But first, a reality check: Commercial airliners are safer today than at any time in history. And many aviation experts have reasonably attributed these myriad A380 and 787 glitches and delays to “teething problems” — the inevitable challenges that every new aircraft must work through as it comes into service. And both Airbus and Boeing have been vigilant in responding quickly and comprehensively to all glitches as they’ve been discovered.
But air safety is as much an issue of reputation and perception as it is of cold, hard engineering. If the traveling public thinks an aircraft model is prone to mechanical glitches — or that it’s less safe than other planes — that perception can alter passenger preferences and airline sales.
The epic test case for this theory was the McDonnell-Douglas DC-10, a three-engine, widebody jet that went head-to-head with Boeing’s 747 and Lockheed’s (NYSE:LMT) L-1011 for airlines’ business back in the 1970s. The DC-10 launched with American Airlines (PINK:AAMRQ) and United (NYSE:UAL, now United Continental) in 1971, which fell in love with the new jets because they could carry up to 380 passengers more economically and comfortably than a 747.
But the rush to market resulted in serious design flaws in a cargo door that the company knew about in 1972, but did not fix. Two years later, that glitch caused a Turkish Airlines DC-10 to crash in France, killing 346. After that, public distrust clung to McDonnell Douglas like a shroud of despondency, and when an American Airlines DC-10 lost an engine on takeoff and plunged into a field in Chicago in 1979, the manufacturer bore the full brunt of the blame.
Even though the FAA would later determine that an unauthorized American Airlines maintenance procedure was to blame, McDonnell Douglas stock fell 32% over the 10-day period following the crash. In the ensuing frenzy, passengers refused to fly on DC-10s, airlines canceled pending orders for the aircraft and McDonnell Douglas had to launch an ad campaign aimed getting passengers back. In a 1986 study, economist Andrew Chalk noted that the Chicago crash alone directly cost McDonnell Douglas shareholders $200 million.
Bottom Line: While Boeing insists the latest glitch won’t further delay 787 deliveries, its airline customers aren’t convinced. Japan Airlines (PINK:JALFQ), which was expecting to see its first 787 by the end of this month, is now discussing possible delivery in March. Air India last week raised its demand for compensation over extensive 787 delivery delays to $1 billion. Boeing continues to negotiate with both carriers.
United Continental, which counted on getting six Dreamliners this year, likely will feel the impact of further delays. Delta (NYSE:DAL), which also has 787s on order, has pushed back delivery of those jets to 2020.
Don’t expect U.S. legacy carriers like American, United, Delta and US Airways (NYSE:LCC) to embrace the mammoth A380 anytime soon because they just don’t make economic sense for domestic routes.
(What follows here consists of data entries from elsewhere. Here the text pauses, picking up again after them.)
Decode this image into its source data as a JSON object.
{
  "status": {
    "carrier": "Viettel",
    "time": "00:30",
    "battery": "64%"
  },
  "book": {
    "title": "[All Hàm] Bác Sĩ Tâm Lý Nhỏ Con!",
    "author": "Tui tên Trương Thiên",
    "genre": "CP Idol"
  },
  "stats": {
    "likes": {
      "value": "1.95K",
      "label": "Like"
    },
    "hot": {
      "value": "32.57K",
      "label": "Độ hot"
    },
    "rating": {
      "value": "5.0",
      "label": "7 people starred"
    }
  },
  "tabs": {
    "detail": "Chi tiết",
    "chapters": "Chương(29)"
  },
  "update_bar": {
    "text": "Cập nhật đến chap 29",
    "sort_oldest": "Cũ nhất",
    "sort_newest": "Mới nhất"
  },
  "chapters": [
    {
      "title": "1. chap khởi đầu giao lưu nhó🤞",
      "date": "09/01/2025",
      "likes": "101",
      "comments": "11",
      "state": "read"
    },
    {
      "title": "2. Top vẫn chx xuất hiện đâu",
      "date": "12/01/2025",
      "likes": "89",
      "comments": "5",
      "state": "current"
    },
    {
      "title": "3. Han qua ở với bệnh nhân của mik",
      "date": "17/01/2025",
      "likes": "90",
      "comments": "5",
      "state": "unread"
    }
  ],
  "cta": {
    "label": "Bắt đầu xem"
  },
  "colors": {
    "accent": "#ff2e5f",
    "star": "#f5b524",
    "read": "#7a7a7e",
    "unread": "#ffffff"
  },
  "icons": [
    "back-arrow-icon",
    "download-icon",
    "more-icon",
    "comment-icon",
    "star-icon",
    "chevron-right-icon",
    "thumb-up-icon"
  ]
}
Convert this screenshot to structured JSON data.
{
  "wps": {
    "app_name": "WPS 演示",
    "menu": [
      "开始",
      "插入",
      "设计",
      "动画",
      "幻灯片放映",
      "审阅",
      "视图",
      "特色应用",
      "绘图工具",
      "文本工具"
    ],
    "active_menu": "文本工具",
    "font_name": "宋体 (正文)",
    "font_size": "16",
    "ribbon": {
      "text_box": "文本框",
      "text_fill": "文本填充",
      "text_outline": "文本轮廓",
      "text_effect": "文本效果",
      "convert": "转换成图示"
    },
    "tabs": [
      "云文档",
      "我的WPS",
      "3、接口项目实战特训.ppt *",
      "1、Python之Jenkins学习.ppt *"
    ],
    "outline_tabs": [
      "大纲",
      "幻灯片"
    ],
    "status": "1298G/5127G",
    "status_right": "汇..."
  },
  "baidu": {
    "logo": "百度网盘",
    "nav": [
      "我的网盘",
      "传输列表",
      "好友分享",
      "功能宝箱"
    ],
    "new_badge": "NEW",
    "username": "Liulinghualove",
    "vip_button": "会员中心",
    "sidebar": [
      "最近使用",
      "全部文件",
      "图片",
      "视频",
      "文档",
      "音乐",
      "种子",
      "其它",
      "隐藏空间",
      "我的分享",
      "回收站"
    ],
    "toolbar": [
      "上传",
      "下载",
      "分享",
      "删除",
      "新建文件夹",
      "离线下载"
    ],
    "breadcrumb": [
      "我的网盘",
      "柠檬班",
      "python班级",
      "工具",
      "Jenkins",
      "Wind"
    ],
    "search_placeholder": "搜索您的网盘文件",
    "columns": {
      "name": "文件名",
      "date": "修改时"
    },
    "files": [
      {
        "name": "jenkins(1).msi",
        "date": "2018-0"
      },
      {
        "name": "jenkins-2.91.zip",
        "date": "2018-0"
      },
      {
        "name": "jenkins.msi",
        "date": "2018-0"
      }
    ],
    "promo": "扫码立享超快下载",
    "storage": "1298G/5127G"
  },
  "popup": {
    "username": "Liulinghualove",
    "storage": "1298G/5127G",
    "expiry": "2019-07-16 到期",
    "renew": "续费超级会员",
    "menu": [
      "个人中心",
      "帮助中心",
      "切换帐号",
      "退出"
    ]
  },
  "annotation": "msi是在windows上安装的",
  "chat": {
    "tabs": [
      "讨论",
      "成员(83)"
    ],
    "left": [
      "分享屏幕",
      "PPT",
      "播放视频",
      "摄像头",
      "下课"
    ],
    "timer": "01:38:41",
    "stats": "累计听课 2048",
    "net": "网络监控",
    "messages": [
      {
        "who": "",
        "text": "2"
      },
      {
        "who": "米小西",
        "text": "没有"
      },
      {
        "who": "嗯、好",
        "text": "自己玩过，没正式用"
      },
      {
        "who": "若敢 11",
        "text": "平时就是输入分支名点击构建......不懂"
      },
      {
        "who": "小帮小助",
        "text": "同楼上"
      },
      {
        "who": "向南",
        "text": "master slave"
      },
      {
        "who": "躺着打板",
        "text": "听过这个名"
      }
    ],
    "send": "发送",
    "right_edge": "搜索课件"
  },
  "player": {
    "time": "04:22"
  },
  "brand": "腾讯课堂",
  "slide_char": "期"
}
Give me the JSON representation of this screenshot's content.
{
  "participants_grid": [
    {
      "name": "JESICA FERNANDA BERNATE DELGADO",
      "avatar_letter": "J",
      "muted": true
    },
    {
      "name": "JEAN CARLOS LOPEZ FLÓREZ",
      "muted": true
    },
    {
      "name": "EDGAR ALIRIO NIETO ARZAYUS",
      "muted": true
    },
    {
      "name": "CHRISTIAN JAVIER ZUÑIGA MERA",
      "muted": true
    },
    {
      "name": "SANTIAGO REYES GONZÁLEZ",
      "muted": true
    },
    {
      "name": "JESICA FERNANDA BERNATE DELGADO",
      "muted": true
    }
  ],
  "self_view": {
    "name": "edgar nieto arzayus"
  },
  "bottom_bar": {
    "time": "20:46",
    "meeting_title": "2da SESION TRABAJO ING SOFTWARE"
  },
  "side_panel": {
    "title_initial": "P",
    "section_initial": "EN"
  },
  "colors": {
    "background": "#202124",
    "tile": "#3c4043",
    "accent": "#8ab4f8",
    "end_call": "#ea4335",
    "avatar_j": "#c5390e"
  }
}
That goes double for budget carriers like Southwest (NYSE:LUV) and JetBlue (NASDAQ:JBLU).
In terms of sheer order volume, Airbus won 2011 with 1,419 orders and 534 deliveries, compared to 805 orders and 477 deliveries for Boeing. Earlier today, as the Singapore air show is about to get underway, Boeing forecast that the world’s airlines would need 33,500 new planes worth $4 trillion by 2030. Even if that forecast turns out to be accurate, too much talk about design flaws, production glitches and new delays would be bad for business — particularly a business that requires public trust to stay airborne.
As of this writing, Susan J. Aluise did not hold a position in any of the stocks named here.